I was perusing the internet last evening to pass the time before getting into a vicious round of Champions of Norrath : Return to Arms with my lovely wife.  I had Java on my mind for a bit of the commute home and as such decided to do a bit of googling.  For whatever reason, I decided to lookup “Java for Python Programmers" much along the lines of a great "Perl to Python Migration" book I'd acquired years back.  To my utter shock, results were actually returned.  

This whole 'ordeal' with Java has been going on with me for something over 7 years.  I started teaching myself Java way back when, but found it to be utterly too verbose for productivity, opting for perl in its place.  Then perl very quickly proved to be lacking when it came to large projects, and code cleanliness (by design mind you, I have written production code which after 7 years upon seeing it again, was very easy to follow in spite of its 7,000+ line codebase), and utter hackishness about it, regardless of the raw power.  I moved to Python both personally and then shortly thereafter, professionally where I enjoy myself most.  

However, there are certain things I've come to realise over the past many years, more so over the past few specifically.  One is that I should force myself to code in one of the behemoth languages to the point of solid fluency regardless of how dreadfully painful it can be.  Two is that most jobs are hybrid these days and require a wider set of disciplines in terms of technologies, languages and toolsets than in the past, and whilst I don't have any need for Java in my current work endeavours, it doesn't negate said need in the future.  Three is that Java makes the most sense being that C/C++ are for all purposes outside of hardware tied code (such as operating systems, device drivers, compilers), dead for application creation, period.

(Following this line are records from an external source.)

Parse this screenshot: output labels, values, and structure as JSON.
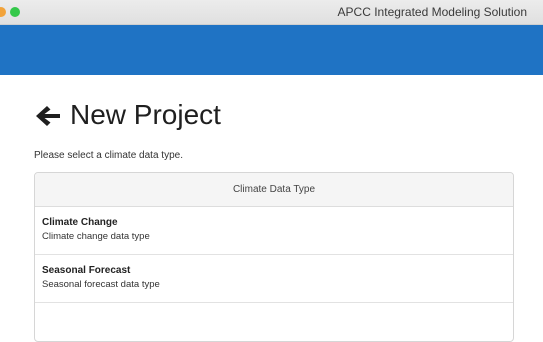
{
  "window": {
    "title": "APCC Integrated Modeling Solution"
  },
  "page": {
    "title": "New Project",
    "instructions": "Please select a climate data type."
  },
  "panel": {
    "header": "Climate Data Type",
    "options": [
      {
        "title": "Climate Change",
        "description": "Climate change data type"
      },
      {
        "title": "Seasonal Forecast",
        "description": "Seasonal forecast data type"
      }
    ]
  },
  "colors": {
    "appbar": "#1f73c4",
    "panel_header_bg": "#f5f5f5",
    "traffic_close": "#f2a33a",
    "traffic_zoom": "#34c84a"
  },
  "icons": {
    "back": "arrow-left-icon"
  }
}
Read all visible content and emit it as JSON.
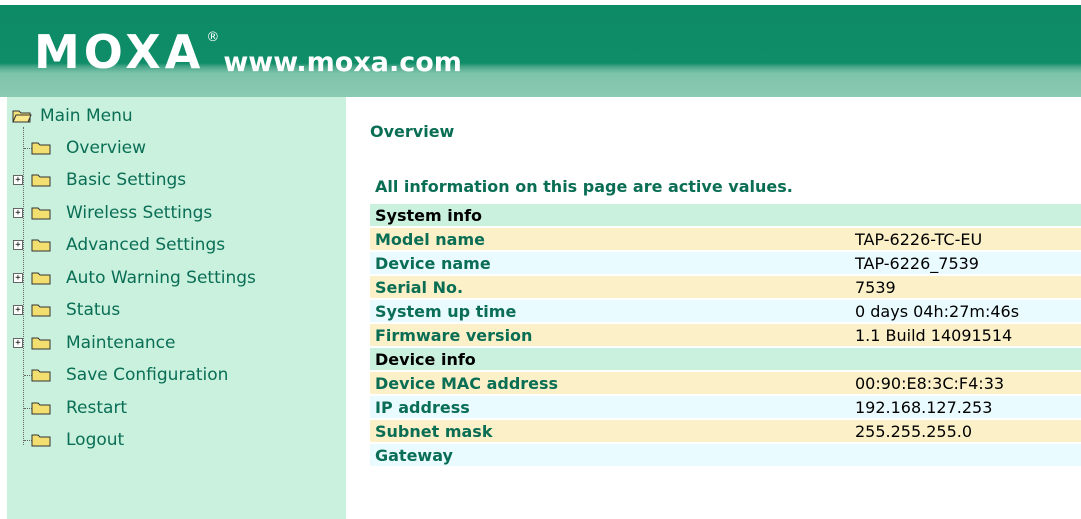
{
  "brand": {
    "logo_text": "MOXA",
    "registered_mark": "®",
    "url": "www.moxa.com",
    "colors": {
      "header": "#0f8d68",
      "sidebar": "#c9f1de",
      "label_green": "#0a6e55"
    }
  },
  "sidebar": {
    "root_label": "Main Menu",
    "items": [
      {
        "label": "Overview",
        "expandable": false
      },
      {
        "label": "Basic Settings",
        "expandable": true
      },
      {
        "label": "Wireless Settings",
        "expandable": true
      },
      {
        "label": "Advanced Settings",
        "expandable": true
      },
      {
        "label": "Auto Warning Settings",
        "expandable": true
      },
      {
        "label": "Status",
        "expandable": true
      },
      {
        "label": "Maintenance",
        "expandable": true
      },
      {
        "label": "Save Configuration",
        "expandable": false
      },
      {
        "label": "Restart",
        "expandable": false
      },
      {
        "label": "Logout",
        "expandable": false
      }
    ]
  },
  "main": {
    "title": "Overview",
    "notice": "All information on this page are active values.",
    "sections": [
      {
        "heading": "System info",
        "rows": [
          {
            "key": "Model name",
            "value": "TAP-6226-TC-EU"
          },
          {
            "key": "Device name",
            "value": "TAP-6226_7539"
          },
          {
            "key": "Serial No.",
            "value": "7539"
          },
          {
            "key": "System up time",
            "value": "0 days 04h:27m:46s"
          },
          {
            "key": "Firmware version",
            "value": "1.1 Build 14091514"
          }
        ]
      },
      {
        "heading": "Device info",
        "rows": [
          {
            "key": "Device MAC address",
            "value": "00:90:E8:3C:F4:33"
          },
          {
            "key": "IP address",
            "value": "192.168.127.253"
          },
          {
            "key": "Subnet mask",
            "value": "255.255.255.0"
          },
          {
            "key": "Gateway",
            "value": ""
          }
        ]
      }
    ]
  }
}
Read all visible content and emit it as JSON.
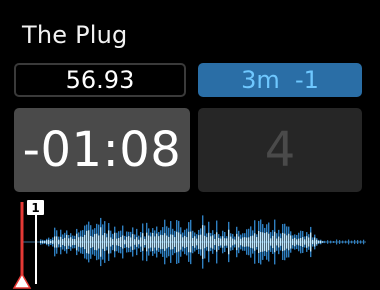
{
  "deck": {
    "track_title": "The Plug",
    "bpm": "56.93",
    "key": "3m  -1",
    "time_remaining": "-01:08",
    "beat_counter": "4",
    "cue_marker_label": "1",
    "playhead_position": 0,
    "colors": {
      "background": "#000000",
      "key_box": "#2a6ea6",
      "key_text": "#6fc8ff",
      "time_box": "#4a4a4a",
      "beat_box": "#262626",
      "playhead": "#e53935",
      "waveform_outer": "#2f7fc0",
      "waveform_inner": "#bfe8ff"
    }
  }
}
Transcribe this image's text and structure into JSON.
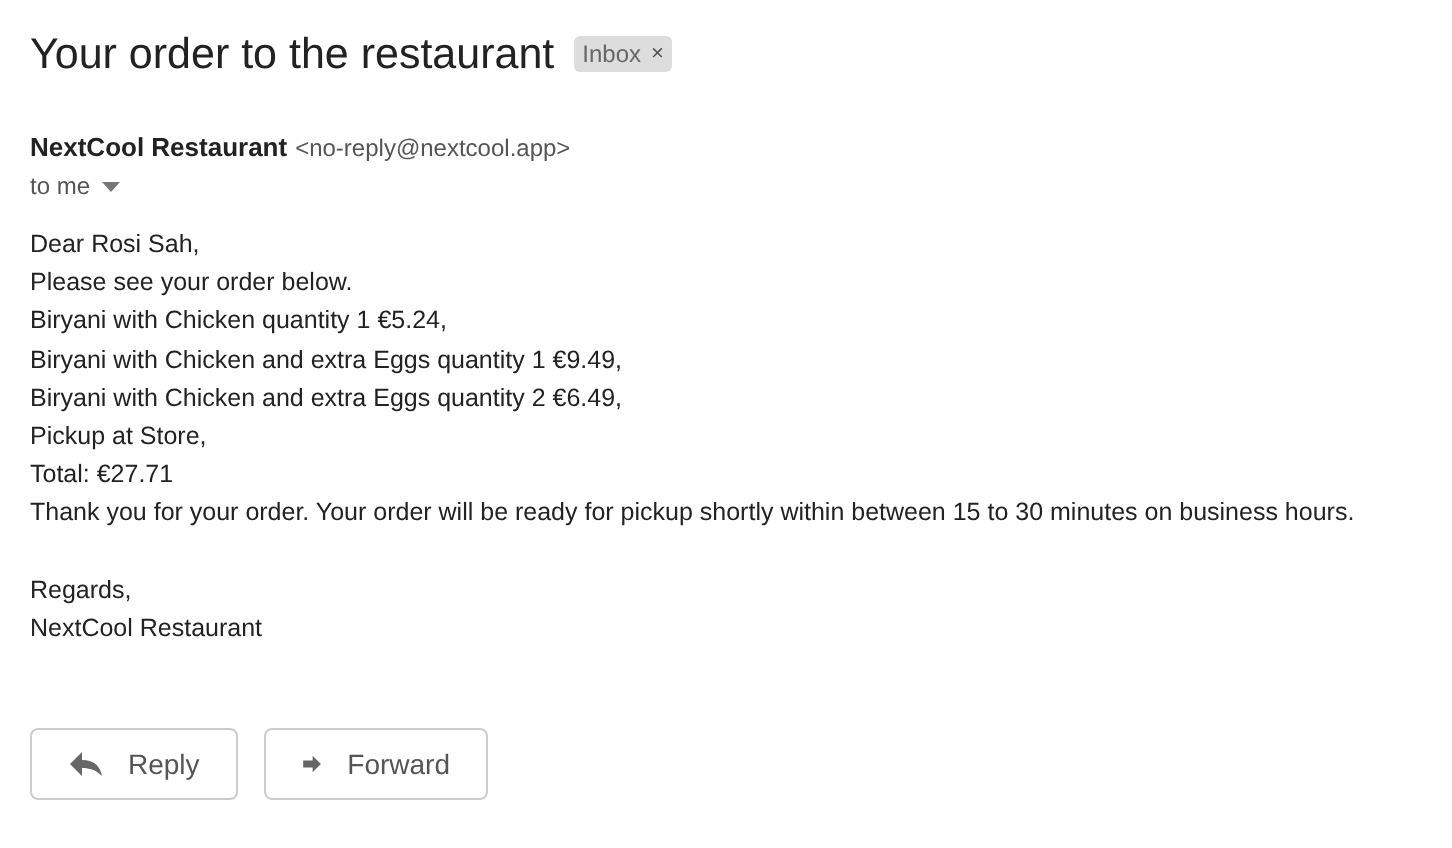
{
  "subject": "Your order to the restaurant",
  "label": {
    "text": "Inbox",
    "close": "×"
  },
  "sender": {
    "name": "NextCool Restaurant",
    "email": "<no-reply@nextcool.app>",
    "recipient": "to me"
  },
  "body": [
    "Dear Rosi Sah,",
    "Please see your order below.",
    "Biryani with Chicken quantity 1 €5.24,",
    "Biryani with Chicken and extra Eggs quantity 1 €9.49,",
    "Biryani with Chicken and extra Eggs quantity 2 €6.49,",
    "Pickup at Store,",
    "Total: €27.71",
    "Thank you for your order. Your order will be ready for pickup shortly within between 15 to 30 minutes on business hours."
  ],
  "signature": [
    "Regards,",
    "NextCool Restaurant"
  ],
  "actions": [
    {
      "kind": "reply",
      "label": "Reply"
    },
    {
      "kind": "forward",
      "label": "Forward"
    }
  ]
}
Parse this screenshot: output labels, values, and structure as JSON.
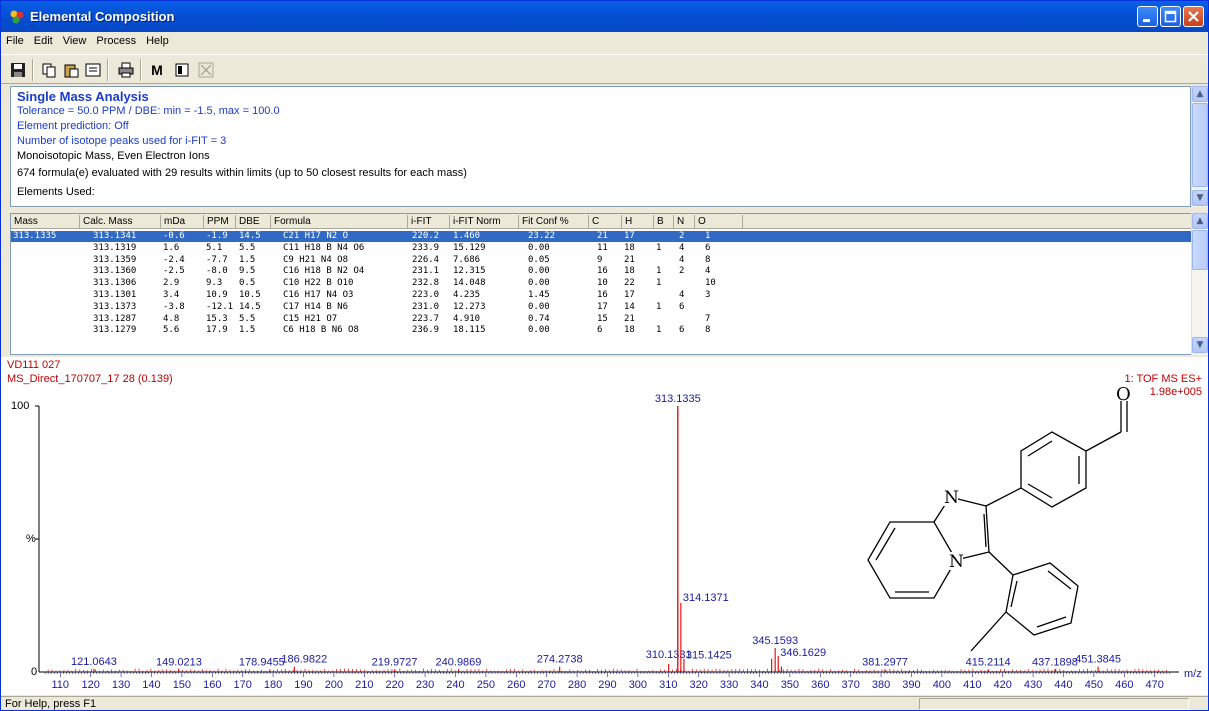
{
  "window": {
    "title": "Elemental Composition"
  },
  "menu": [
    "File",
    "Edit",
    "View",
    "Process",
    "Help"
  ],
  "toolbar": {
    "icons": [
      "save-icon",
      "copy-icon",
      "paste-icon",
      "properties-icon",
      "print-icon",
      "m-icon",
      "view-icon",
      "close-x-icon"
    ],
    "m_label": "M"
  },
  "info": {
    "title": "Single Mass Analysis",
    "tolerance": "Tolerance = 50.0 PPM   /   DBE: min = -1.5, max = 100.0",
    "prediction": "Element prediction: Off",
    "isotope": "Number of isotope peaks used for i-FIT = 3",
    "mode": "Monoisotopic Mass, Even Electron Ions",
    "summary": "674 formula(e) evaluated with 29 results within limits (up to 50 closest results for each mass)",
    "elements": "Elements Used:"
  },
  "grid": {
    "headers": [
      "Mass",
      "Calc. Mass",
      "mDa",
      "PPM",
      "DBE",
      "Formula",
      "i-FIT",
      "i-FIT Norm",
      "Fit Conf %",
      "C",
      "H",
      "B",
      "N",
      "O"
    ],
    "rows": [
      [
        "313.1335",
        "313.1341",
        "-0.6",
        "-1.9",
        "14.5",
        "C21 H17 N2 O",
        "220.2",
        "1.460",
        "23.22",
        "21",
        "17",
        "",
        "2",
        "1"
      ],
      [
        "",
        "313.1319",
        "1.6",
        "5.1",
        "5.5",
        "C11 H18 B N4 O6",
        "233.9",
        "15.129",
        "0.00",
        "11",
        "18",
        "1",
        "4",
        "6"
      ],
      [
        "",
        "313.1359",
        "-2.4",
        "-7.7",
        "1.5",
        "C9 H21 N4 O8",
        "226.4",
        "7.686",
        "0.05",
        "9",
        "21",
        "",
        "4",
        "8"
      ],
      [
        "",
        "313.1360",
        "-2.5",
        "-8.0",
        "9.5",
        "C16 H18 B N2 O4",
        "231.1",
        "12.315",
        "0.00",
        "16",
        "18",
        "1",
        "2",
        "4"
      ],
      [
        "",
        "313.1306",
        "2.9",
        "9.3",
        "0.5",
        "C10 H22 B O10",
        "232.8",
        "14.048",
        "0.00",
        "10",
        "22",
        "1",
        "",
        "10"
      ],
      [
        "",
        "313.1301",
        "3.4",
        "10.9",
        "10.5",
        "C16 H17 N4 O3",
        "223.0",
        "4.235",
        "1.45",
        "16",
        "17",
        "",
        "4",
        "3"
      ],
      [
        "",
        "313.1373",
        "-3.8",
        "-12.1",
        "14.5",
        "C17 H14 B N6",
        "231.0",
        "12.273",
        "0.00",
        "17",
        "14",
        "1",
        "6",
        ""
      ],
      [
        "",
        "313.1287",
        "4.8",
        "15.3",
        "5.5",
        "C15 H21 O7",
        "223.7",
        "4.910",
        "0.74",
        "15",
        "21",
        "",
        "",
        "7"
      ],
      [
        "",
        "313.1279",
        "5.6",
        "17.9",
        "1.5",
        "C6 H18 B N6 O8",
        "236.9",
        "18.115",
        "0.00",
        "6",
        "18",
        "1",
        "6",
        "8"
      ]
    ]
  },
  "spectrum": {
    "sample": "VD111 027",
    "file": "MS_Direct_170707_17 28 (0.139)",
    "mode": "1: TOF MS ES+",
    "intensity": "1.98e+005",
    "y_top": "100",
    "y_mid": "%",
    "y_zero": "0",
    "x_unit": "m/z",
    "colors": {
      "peak": "#e00000",
      "axis_label": "#1a1aa0"
    }
  },
  "chart_data": {
    "type": "bar",
    "xlabel": "m/z",
    "xlim": [
      103,
      478
    ],
    "ylim": [
      0,
      100
    ],
    "x_ticks": [
      110,
      120,
      130,
      140,
      150,
      160,
      170,
      180,
      190,
      200,
      210,
      220,
      230,
      240,
      250,
      260,
      270,
      280,
      290,
      300,
      310,
      320,
      330,
      340,
      350,
      360,
      370,
      380,
      390,
      400,
      410,
      420,
      430,
      440,
      450,
      460,
      470
    ],
    "peaks": [
      {
        "mz": 121.0643,
        "rel": 1.2,
        "label": "121.0643"
      },
      {
        "mz": 149.0213,
        "rel": 1.0,
        "label": "149.0213"
      },
      {
        "mz": 178.9455,
        "rel": 1.0,
        "label": "178.9455"
      },
      {
        "mz": 186.9822,
        "rel": 2.0,
        "label": "186.9822"
      },
      {
        "mz": 219.9727,
        "rel": 1.0,
        "label": "219.9727"
      },
      {
        "mz": 240.9869,
        "rel": 1.0,
        "label": "240.9869"
      },
      {
        "mz": 274.2738,
        "rel": 2.0,
        "label": "274.2738"
      },
      {
        "mz": 310.1331,
        "rel": 3.0,
        "label": "310.1331"
      },
      {
        "mz": 313.1335,
        "rel": 100,
        "label": "313.1335"
      },
      {
        "mz": 314.1371,
        "rel": 26,
        "label": "314.1371"
      },
      {
        "mz": 315.1425,
        "rel": 5,
        "label": "315.1425"
      },
      {
        "mz": 345.1593,
        "rel": 9,
        "label": "345.1593"
      },
      {
        "mz": 344.0,
        "rel": 5,
        "label": ""
      },
      {
        "mz": 346.1629,
        "rel": 6,
        "label": "346.1629"
      },
      {
        "mz": 347.2,
        "rel": 2,
        "label": ""
      },
      {
        "mz": 381.2977,
        "rel": 1.0,
        "label": "381.2977"
      },
      {
        "mz": 415.2114,
        "rel": 1.0,
        "label": "415.2114"
      },
      {
        "mz": 437.1898,
        "rel": 1.0,
        "label": "437.1898"
      },
      {
        "mz": 451.3845,
        "rel": 2.0,
        "label": "451.3845"
      }
    ]
  },
  "structure": {
    "atom_n1": "N",
    "atom_n2": "N",
    "atom_o": "O"
  },
  "status": {
    "text": "For Help, press F1"
  }
}
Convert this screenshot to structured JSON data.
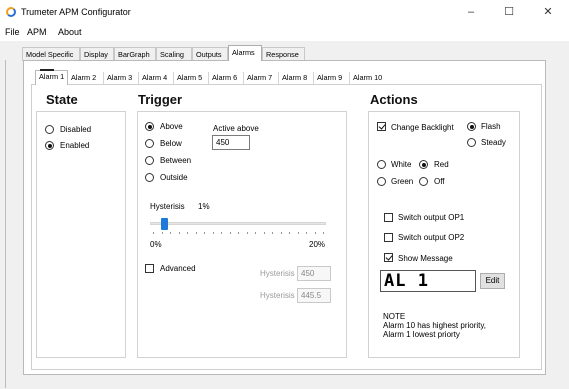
{
  "window": {
    "title": "Trumeter APM Configurator",
    "minimize": "–",
    "maximize": "☐",
    "close": "✕",
    "icon": "app-ring-icon"
  },
  "menu": [
    "File",
    "APM",
    "About"
  ],
  "top_tabs": [
    "Model Specific",
    "Display",
    "BarGraph",
    "Scaling",
    "Outputs",
    "Alarms",
    "Response"
  ],
  "top_tab_selected": "Alarms",
  "alarm_tabs": [
    "Alarm 1",
    "Alarm 2",
    "Alarm 3",
    "Alarm 4",
    "Alarm 5",
    "Alarm 6",
    "Alarm 7",
    "Alarm 8",
    "Alarm 9",
    "Alarm 10"
  ],
  "alarm_tab_selected": "Alarm 1",
  "state": {
    "title": "State",
    "options": [
      "Disabled",
      "Enabled"
    ],
    "selected": "Enabled"
  },
  "trigger": {
    "title": "Trigger",
    "options": [
      "Above",
      "Below",
      "Between",
      "Outside"
    ],
    "selected": "Above",
    "active_label": "Active above",
    "active_value": "450",
    "hysteresis_label": "Hysterisis",
    "hysteresis_value": "1%",
    "slider_min": "0%",
    "slider_max": "20%",
    "slider_fraction": 0.05,
    "advanced_label": "Advanced",
    "advanced_checked": false,
    "adv_hyst1_label": "Hysterisis",
    "adv_hyst1_value": "450",
    "adv_hyst2_label": "Hysterisis",
    "adv_hyst2_value": "445.5"
  },
  "actions": {
    "title": "Actions",
    "change_backlight_label": "Change Backlight",
    "change_backlight_checked": true,
    "flash_label": "Flash",
    "steady_label": "Steady",
    "flash_selected": "Flash",
    "white_label": "White",
    "red_label": "Red",
    "green_label": "Green",
    "off_label": "Off",
    "color_selected": "Red",
    "switch_op1_label": "Switch output OP1",
    "switch_op1_checked": false,
    "switch_op2_label": "Switch output OP2",
    "switch_op2_checked": false,
    "show_message_label": "Show Message",
    "show_message_checked": true,
    "message_text": "AL 1",
    "edit_label": "Edit",
    "note_title": "NOTE",
    "note_line1": "Alarm 10 has highest priority,",
    "note_line2": "Alarm 1 lowest priorty"
  },
  "colors": {
    "slider_thumb": "#1e7ad8",
    "panel_bg": "#ffffff",
    "client_bg": "#f0f0f0"
  }
}
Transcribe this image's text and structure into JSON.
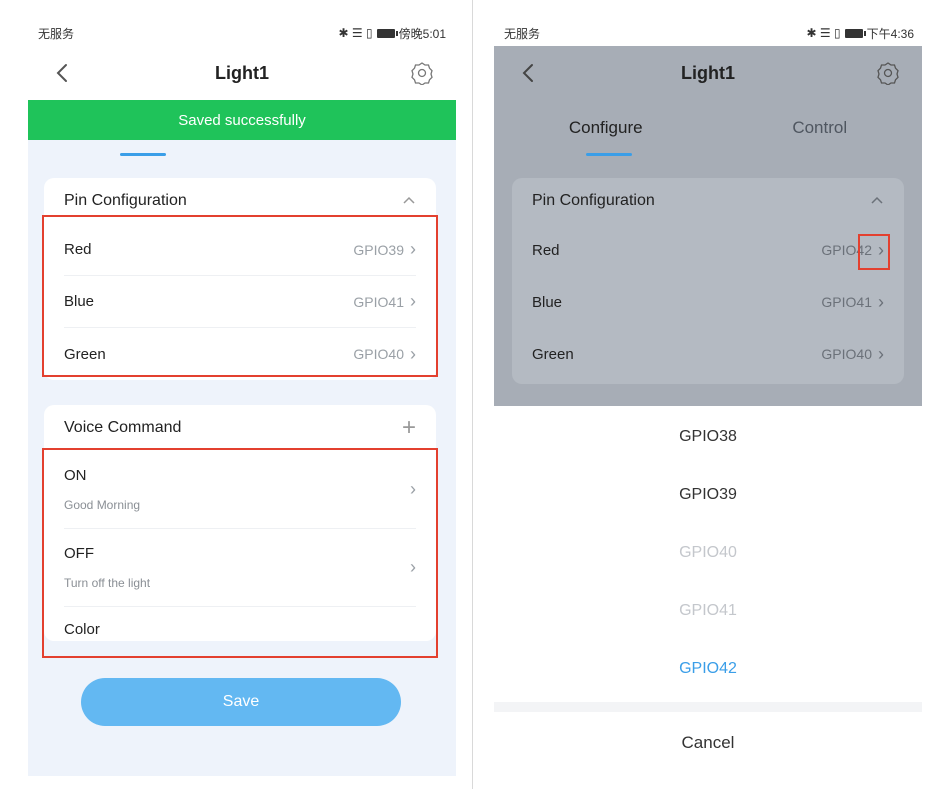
{
  "left": {
    "status": {
      "carrier": "无服务",
      "icons": "✱ ☰ ▯",
      "time": "傍晚5:01"
    },
    "title": "Light1",
    "toast": "Saved successfully",
    "pin_config": {
      "header": "Pin Configuration",
      "rows": [
        {
          "label": "Red",
          "value": "GPIO39"
        },
        {
          "label": "Blue",
          "value": "GPIO41"
        },
        {
          "label": "Green",
          "value": "GPIO40"
        }
      ]
    },
    "voice": {
      "header": "Voice Command",
      "add": "+",
      "items": [
        {
          "title": "ON",
          "subtitle": "Good Morning"
        },
        {
          "title": "OFF",
          "subtitle": "Turn off the light"
        },
        {
          "title": "Color",
          "subtitle": ""
        }
      ]
    },
    "save_label": "Save"
  },
  "right": {
    "status": {
      "carrier": "无服务",
      "icons": "✱ ☰ ▯",
      "time": "下午4:36"
    },
    "title": "Light1",
    "tabs": [
      {
        "label": "Configure"
      },
      {
        "label": "Control"
      }
    ],
    "pin_config": {
      "header": "Pin Configuration",
      "rows": [
        {
          "label": "Red",
          "value": "GPIO42"
        },
        {
          "label": "Blue",
          "value": "GPIO41"
        },
        {
          "label": "Green",
          "value": "GPIO40"
        }
      ]
    },
    "picker": {
      "options": [
        "GPIO38",
        "GPIO39",
        "GPIO40",
        "GPIO41",
        "GPIO42"
      ],
      "selected": "GPIO42",
      "cancel": "Cancel"
    }
  },
  "colors": {
    "accent": "#3a9ee8",
    "toast": "#1fc35a",
    "highlight": "#e3402f",
    "save": "#63b8f2"
  }
}
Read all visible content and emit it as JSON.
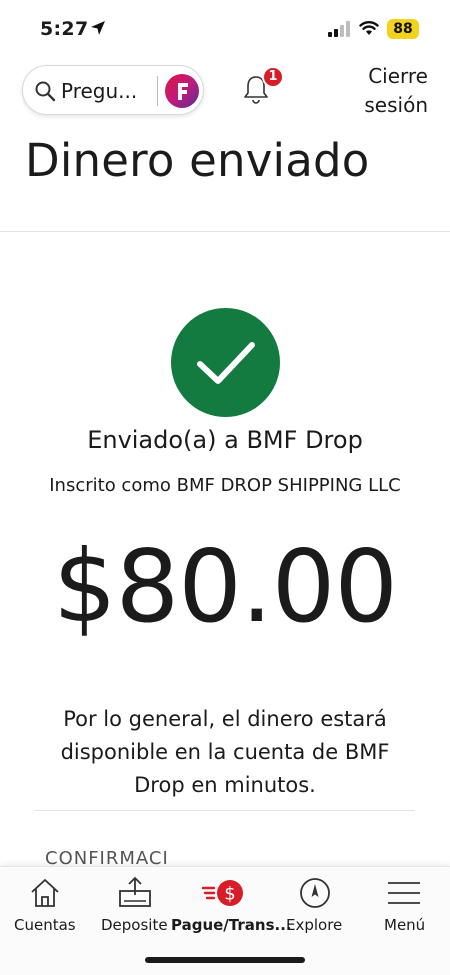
{
  "status_bar": {
    "time": "5:27",
    "battery": "88"
  },
  "header": {
    "search_placeholder": "Pregu...",
    "notification_count": "1",
    "logout_label": "Cierre sesión",
    "title": "Dinero enviado"
  },
  "confirmation": {
    "sent_to": "Enviado(a) a BMF Drop",
    "enrolled_as": "Inscrito como BMF DROP SHIPPING LLC",
    "amount": "$80.00",
    "info": "Por lo general, el dinero estará disponible en la cuenta de BMF Drop en minutos.",
    "section_heading": "CONFIRMACI"
  },
  "colors": {
    "success": "#137a40",
    "badge": "#d71e28",
    "brand_gradient": [
      "#e0163d",
      "#5c2c91"
    ]
  },
  "bottom_nav": {
    "items": [
      {
        "label": "Cuentas",
        "icon": "home-icon",
        "active": false
      },
      {
        "label": "Deposite",
        "icon": "deposit-check-icon",
        "active": false
      },
      {
        "label": "Pague/Trans...",
        "icon": "pay-transfer-icon",
        "active": true
      },
      {
        "label": "Explore",
        "icon": "compass-icon",
        "active": false
      },
      {
        "label": "Menú",
        "icon": "hamburger-menu-icon",
        "active": false
      }
    ]
  }
}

And so it is that I venture forth again into the wonderful realm of re-re-learning the evil behemoth formerly known as oak.  May she not be as cruel a mistress as in the past as my understandings of her workings have been greatly enhanced thanks to python sharing so many of those conceptual designs and paradigms coupled with my adoration for the latter language.  

Wish me luck.

05 July, 2007

Check External Data/Configurations First.

I was recently on holiday with my family visiting other members of my family as well as friends.  It was at this time I pulled out my trusty MacBook Pro, fired up TextMate, pulled down the newest subversion repository of my simulation software 'SimulaE' and attempted to show my friend the crafty english parser component I wrote.  I showed him the test suite with all of its various scenarios and then suggested he throw an attempt at it so that he may be amazed at its crafty logic.  

He did, and it failed, and I was surprised to say the last.  So given that I was on vacation, I wasn't going to focus must time on this issue other than updating the subversion repository so that I could look into the issue at a later time.  Well, two days ago I finally did so, and found out after careful checking that one of the datafiles utilised for cross checking and sub classifications of parts of speech of english lacked the necessary word (also the culprit of the mis-parse).  After making a quick addition to the aforementioned lookup file, the test ran just fine, and passed with flying colours.  

Lesson learned (for what feels like the millionth time);  check your support configuration and/or data files, because your code isn't broken, just doing what it is supposed to, based upon the information it has available (data files) to it.